Statistics, too, revealed that though Marathi-speaking people were well-represented in the old professions and in the city's textile sector, the community was under-represented in the newly-emerging service sector such as the banking, insurance and airline industries.
Significant sections of the community had cultural grievances as they felt that Mumbai was the only state capital in which the state's official language was not the language of the street, and where other communities like the Gujaratis, Marwaris and Parsees were not just economically but culturally better-represented.

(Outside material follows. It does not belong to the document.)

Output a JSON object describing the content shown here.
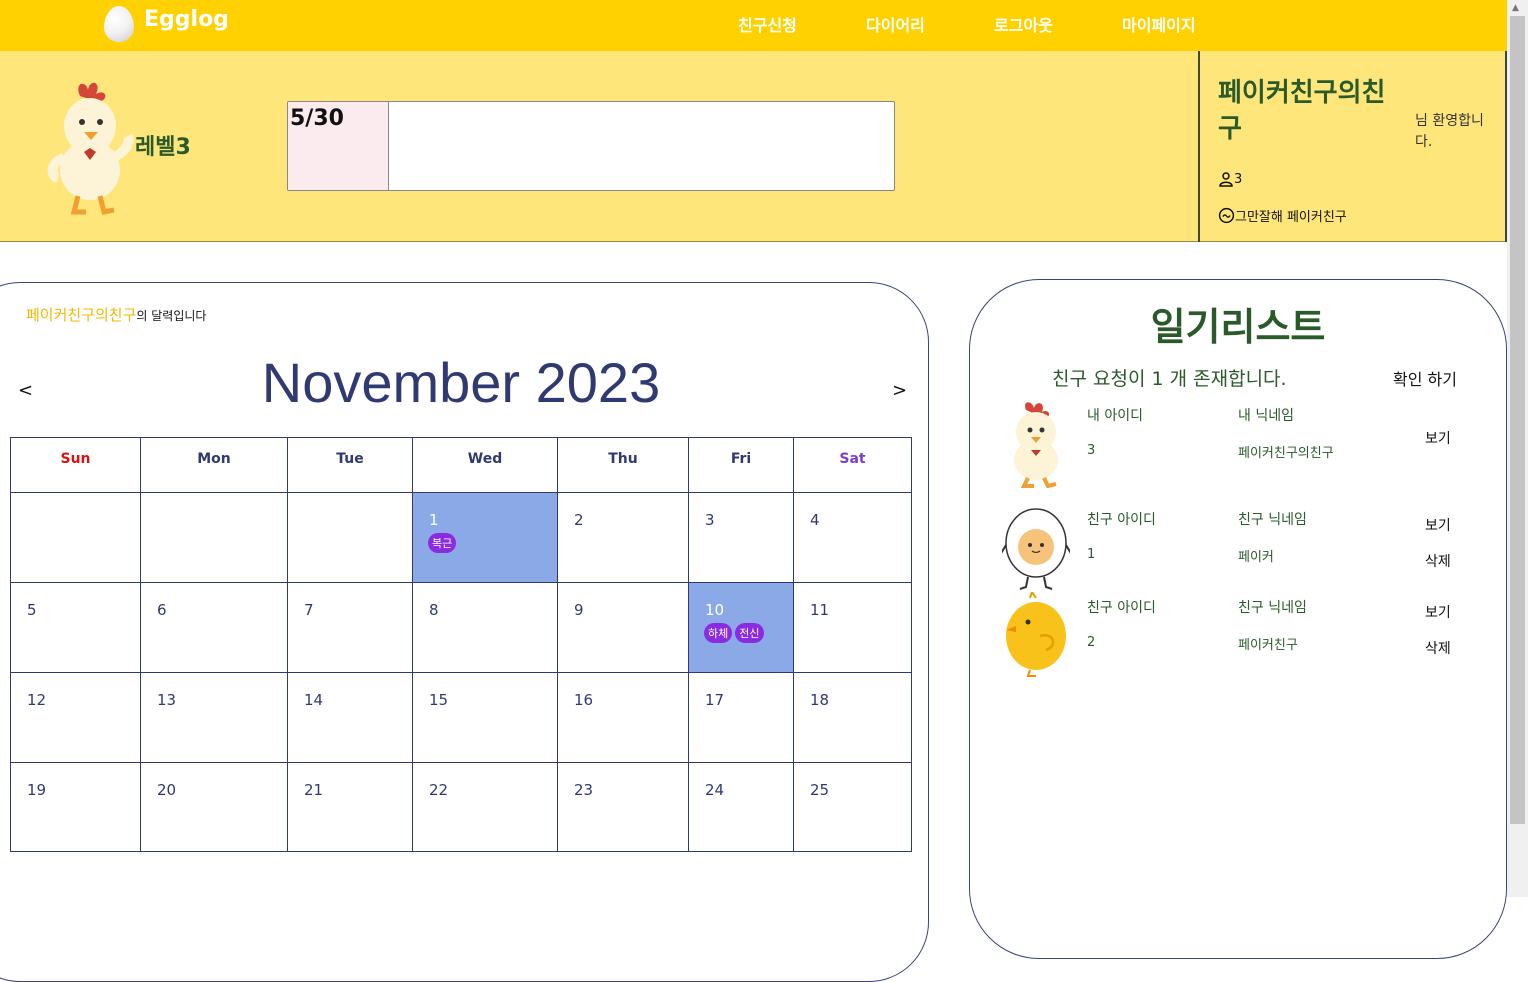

Bal Thackeray had started his cartoon weekly Marmik primarily to provide light reading to readers, but the situation of the Marathi manoos, and the perceived grievances, found expressions in his cartoons right from the year 1960 in which the weekly was launched. Seeing these cartoons, entire groups of Maharashtrians started meeting him with their list of complaints. Sometime in 1963, he started publishing lists of non-Marathi names and published them under the headline, 'Read and sit silent.' After some time, he changed the headline to 'Read and rise.'
His father Prabodhankar then asked him to give this 'expression' an 'organised form' and came up with the word Shiv Sena for an organisation that could be launched.

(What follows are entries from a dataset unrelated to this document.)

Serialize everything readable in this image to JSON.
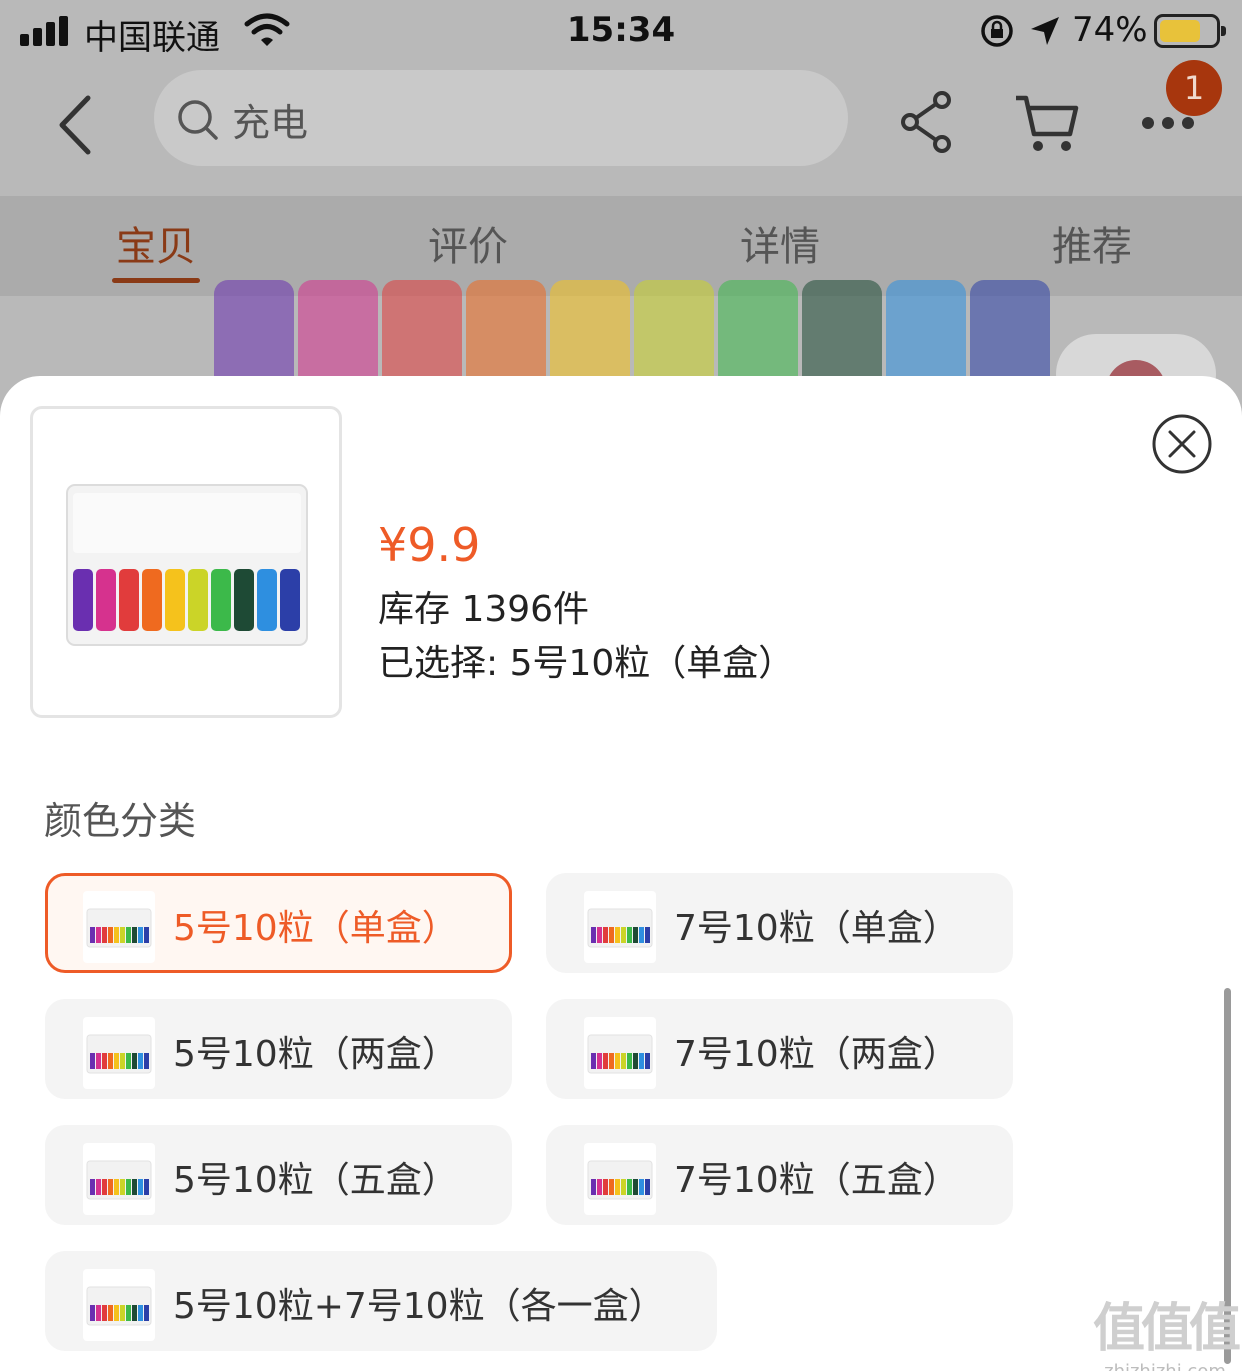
{
  "status_bar": {
    "carrier": "中国联通",
    "time": "15:34",
    "battery_percent": "74%",
    "battery_level": 0.74
  },
  "nav": {
    "search_query": "充电",
    "cart_badge": "1",
    "icons": [
      "back-icon",
      "search-icon",
      "share-icon",
      "cart-icon",
      "more-icon"
    ]
  },
  "tabs": [
    {
      "label": "宝贝",
      "active": true
    },
    {
      "label": "评价",
      "active": false
    },
    {
      "label": "详情",
      "active": false
    },
    {
      "label": "推荐",
      "active": false
    }
  ],
  "sheet": {
    "price": "¥9.9",
    "stock": "库存 1396件",
    "selected": "已选择: 5号10粒（单盒）",
    "section_title": "颜色分类",
    "options": [
      {
        "label": "5号10粒（单盒）",
        "selected": true
      },
      {
        "label": "7号10粒（单盒）",
        "selected": false
      },
      {
        "label": "5号10粒（两盒）",
        "selected": false
      },
      {
        "label": "7号10粒（两盒）",
        "selected": false
      },
      {
        "label": "5号10粒（五盒）",
        "selected": false
      },
      {
        "label": "7号10粒（五盒）",
        "selected": false
      },
      {
        "label": "5号10粒+7号10粒（各一盒）",
        "selected": false
      }
    ]
  },
  "watermark": {
    "big": "值值值",
    "small": "zhizhizhi.com"
  },
  "colors": {
    "accent": "#ee5b27",
    "battery_colors": [
      "#6a2fb0",
      "#d6328e",
      "#e13c3c",
      "#ef6a1f",
      "#f5c21c",
      "#cbd428",
      "#3cb94a",
      "#1e4a35",
      "#2e8fe0",
      "#2c3fa8"
    ]
  }
}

Bal Thackeray thus cleverly tapped into the Marathi sentiment and in 1966 not only launched the Shiv Sena but also identified an enemy: he told the Maharashtrians that the South Indians or "yandugundus", as he called them, were taking their jobs away, and that they should take them on. And angry youths responded to him with alacrity.
In forming the Sena, Thackeray also filled the political vacuum created after the Samyukta Maharashtra Samiti - which fought to get Samyukta Maharashtra approved by the Centre - was torn to shreds in the early '60s. He emerged as the man articulating regional aspirations, and he did so by espousing the cult of violence.
Allegations were then hurled that the Sena was actually the Congress's creation to crush the Communist movement, then strong in Mumbai, and Thackeray himself said he was implacably opposed to the Communists. The allegations stayed, but so did the Shiv Sena, and the Communists were decimated in the city; eventually, the Sena captured power in Maharashtra by defeating the Congress party.